I wonder what my dad would think about the pandemic, quarantine, and how many loved ones are social distancing or spending time apart.
This is just one of several thoughts I’ve had wondering what my dad would have to say or what he would think about something going on in the world.
These internal questions started the day he died. Literally. I got the news he died when I left a movie theater. I got out of the movie and saw that I had a lot of missed calls and although I wasn’t sure what it was, I knew something was very wrong. I was in shock. When I got to my apartment I robotically threw things in a bag. I couldn’t tell you what I packed. When I got back to my childhood home I cried and hugged my mom and then I sat on the couch surrounded by my mom, a few of my aunts and uncles, and family friends and looked at the TV screen. The Chicago Cubs were playing in the World Series and they won. I wonder what my dad would think about the Cubs finally winning another World Series.

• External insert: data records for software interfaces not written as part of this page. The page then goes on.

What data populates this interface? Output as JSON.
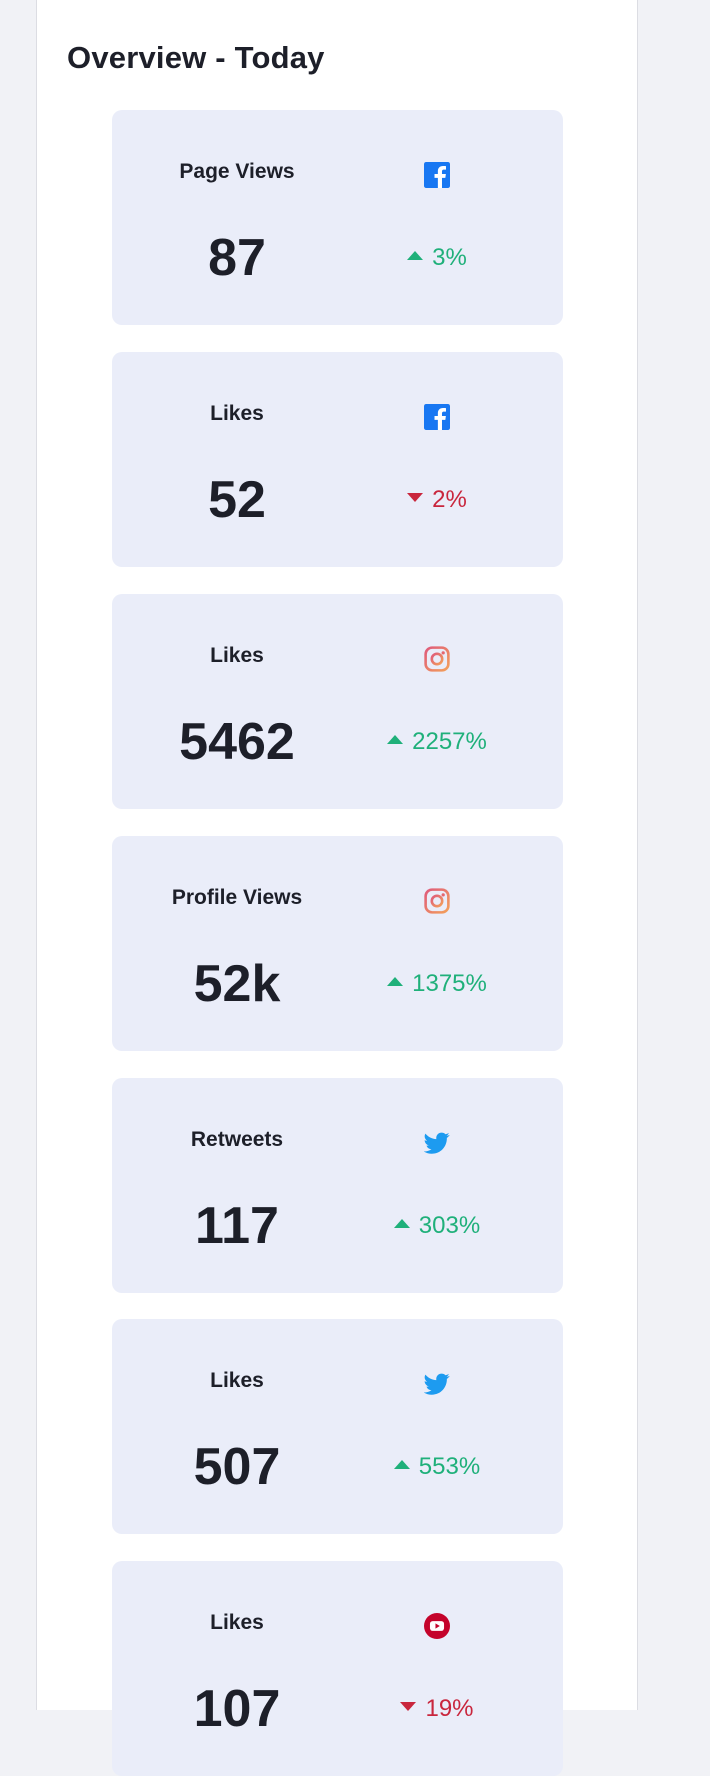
{
  "overview": {
    "title": "Overview - Today"
  },
  "colors": {
    "up": "#1fb07a",
    "down": "#c9263d",
    "card_bg": "#eaedf9",
    "facebook": "#1877f2",
    "twitter": "#1d9bf0",
    "youtube": "#c4032b"
  },
  "cards": [
    {
      "label": "Page Views",
      "icon": "facebook-icon",
      "value": "87",
      "change": "3%",
      "direction": "up"
    },
    {
      "label": "Likes",
      "icon": "facebook-icon",
      "value": "52",
      "change": "2%",
      "direction": "down"
    },
    {
      "label": "Likes",
      "icon": "instagram-icon",
      "value": "5462",
      "change": "2257%",
      "direction": "up"
    },
    {
      "label": "Profile Views",
      "icon": "instagram-icon",
      "value": "52k",
      "change": "1375%",
      "direction": "up"
    },
    {
      "label": "Retweets",
      "icon": "twitter-icon",
      "value": "117",
      "change": "303%",
      "direction": "up"
    },
    {
      "label": "Likes",
      "icon": "twitter-icon",
      "value": "507",
      "change": "553%",
      "direction": "up"
    },
    {
      "label": "Likes",
      "icon": "youtube-icon",
      "value": "107",
      "change": "19%",
      "direction": "down"
    }
  ]
}
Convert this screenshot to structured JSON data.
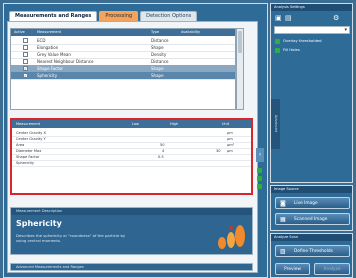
{
  "tabs": [
    {
      "label": "Measurements and Ranges"
    },
    {
      "label": "Processing"
    },
    {
      "label": "Detection Options"
    }
  ],
  "measure_table": {
    "headers": [
      "Active",
      "Measurement",
      "Type",
      "Availability"
    ],
    "rows": [
      {
        "name": "ECD",
        "type": "Distance",
        "checked": false
      },
      {
        "name": "Elongation",
        "type": "Shape",
        "checked": false
      },
      {
        "name": "Grey Value Mean",
        "type": "Density",
        "checked": false
      },
      {
        "name": "Nearest Neighbour Distance",
        "type": "Distance",
        "checked": false
      },
      {
        "name": "Shape Factor",
        "type": "Shape",
        "checked": true
      },
      {
        "name": "Sphericity",
        "type": "Shape",
        "checked": true
      }
    ]
  },
  "range_table": {
    "headers": [
      "Measurement",
      "Low",
      "High",
      "Unit"
    ],
    "rows": [
      {
        "name": "Center Gravity X",
        "low": "",
        "high": "",
        "unit": "µm"
      },
      {
        "name": "Center Gravity Y",
        "low": "",
        "high": "",
        "unit": "µm"
      },
      {
        "name": "Area",
        "low": "50",
        "high": "",
        "unit": "µm²"
      },
      {
        "name": "Diameter Max",
        "low": "4",
        "high": "30",
        "unit": "µm"
      },
      {
        "name": "Shape Factor",
        "low": "0.5",
        "high": "",
        "unit": ""
      },
      {
        "name": "Sphericity",
        "low": "",
        "high": "",
        "unit": ""
      }
    ]
  },
  "description": {
    "header": "Measurement Description",
    "title": "Sphericity",
    "body": "Describes the sphericity or \"roundness\" of the particle by using central moments."
  },
  "advanced_label": "Advanced Measurements and Ranges",
  "right_panel": {
    "settings_header": "Analysis Settings",
    "option1": "Overlay thresholded",
    "option2": "Fill Holes",
    "side_label": "Advanced",
    "image_source_header": "Image Source",
    "live_image": "Live Image",
    "scanned_image": "Scanned Image",
    "analyze_header": "Analyze Scan",
    "define_threshold": "Define Thresholds",
    "preview": "Preview",
    "analyze": "Analyze"
  },
  "colors": {
    "accent": "#d9262b",
    "header": "#3d6f99",
    "tab_highlight": "#f3a35b"
  }
}
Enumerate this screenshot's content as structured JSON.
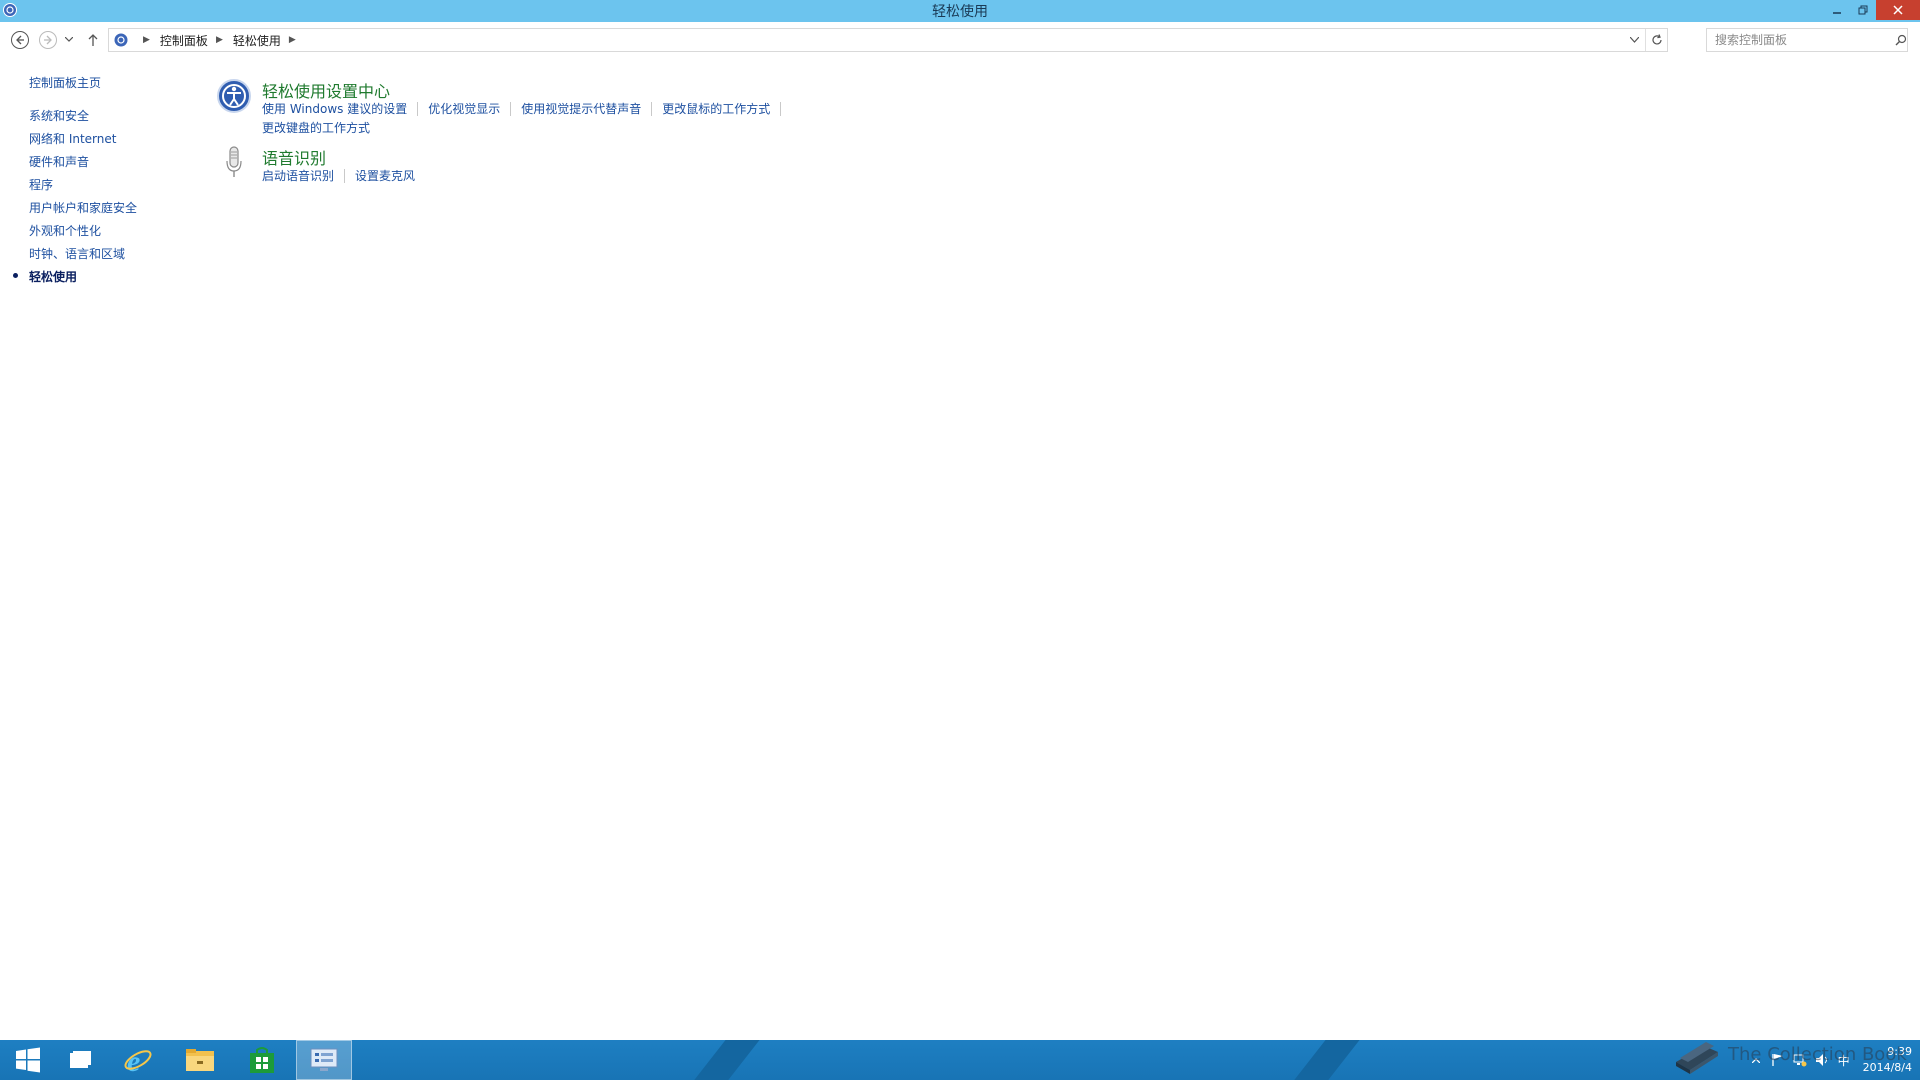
{
  "window": {
    "title": "轻松使用"
  },
  "colors": {
    "titlebar": "#6cc4ee",
    "link": "#1e50a0",
    "section_title": "#1f7a2e",
    "taskbar": "#1e7fc2",
    "close": "#c7402f"
  },
  "address": {
    "crumbs": [
      "控制面板",
      "轻松使用"
    ]
  },
  "search": {
    "placeholder": "搜索控制面板"
  },
  "sidebar": {
    "home": "控制面板主页",
    "items": [
      {
        "label": "系统和安全"
      },
      {
        "label": "网络和 Internet"
      },
      {
        "label": "硬件和声音"
      },
      {
        "label": "程序"
      },
      {
        "label": "用户帐户和家庭安全"
      },
      {
        "label": "外观和个性化"
      },
      {
        "label": "时钟、语言和区域"
      },
      {
        "label": "轻松使用",
        "current": true
      }
    ]
  },
  "sections": [
    {
      "title": "轻松使用设置中心",
      "icon": "ease-of-access-icon",
      "links": [
        "使用 Windows 建议的设置",
        "优化视觉显示",
        "使用视觉提示代替声音",
        "更改鼠标的工作方式"
      ],
      "links2": [
        "更改键盘的工作方式"
      ]
    },
    {
      "title": "语音识别",
      "icon": "microphone-icon",
      "links": [
        "启动语音识别",
        "设置麦克风"
      ]
    }
  ],
  "taskbar": {
    "clock_time": "9:39",
    "clock_date": "2014/8/4",
    "ime": "中",
    "watermark": "The Collection Book"
  }
}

A few days after the Cubs won, Donald Trump was elected as president. I remember watching the polling results in the basement of my parent’s house, surrounded by my brother and my cousin. When we realized the outcome was going to be in Trump’s favor, I wondered what my dad would think about it.
I’ve had a lot of other questions or thoughts like this over the past four and a half years.
I wonder what my dad would think about me becoming a broadcaster. An introvert, who loves writing, is now on a team of people providing programming for a radio network.
I wonder what he would think about me finally starting a rough draft. He asked me several years ago when I was finally going to write a book, reminding me of my own wish to do that. I finally started it and am working through my first rough draft.
Grief isn’t just big anniversaries. It’s the small moments, questions, and thoughts that serve as a reminder that you can’t ask the person you’re missing.